You moved, you switched jobs, you lost your best pal to a new romance. Now what? Rachel Bertsche, author of MWF Seeking BFF, on how to solidify a new friendship:
Don't play hard to get.
You might need to make the first move, and the second, and the third. People are busy in their routines. If you wait for reciprocity, you could be waiting forever.
Skip the dissertation-length explanation of why you've got time to burn. A simple "I'd love to get together sometime; are you available for lunch or coffee this week?" should do the trick.
"Friending" is not befriending.

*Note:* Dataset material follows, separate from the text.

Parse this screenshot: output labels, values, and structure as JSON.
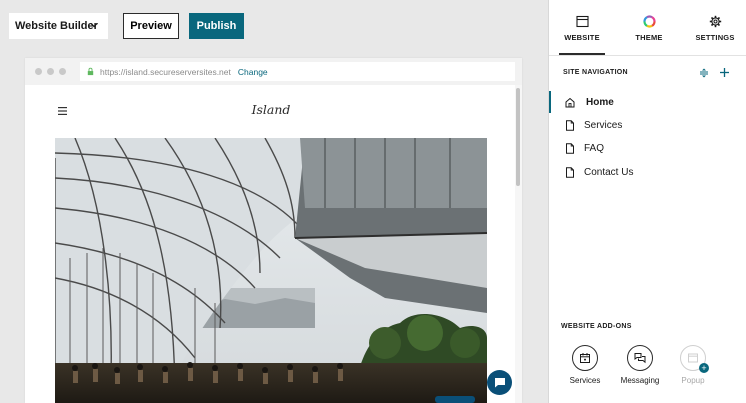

It's easy to get caught up in a virtual friendship, but monitoring her Facebook is not a real relationship. If she posts, "like" it—then meet IRL (in real life).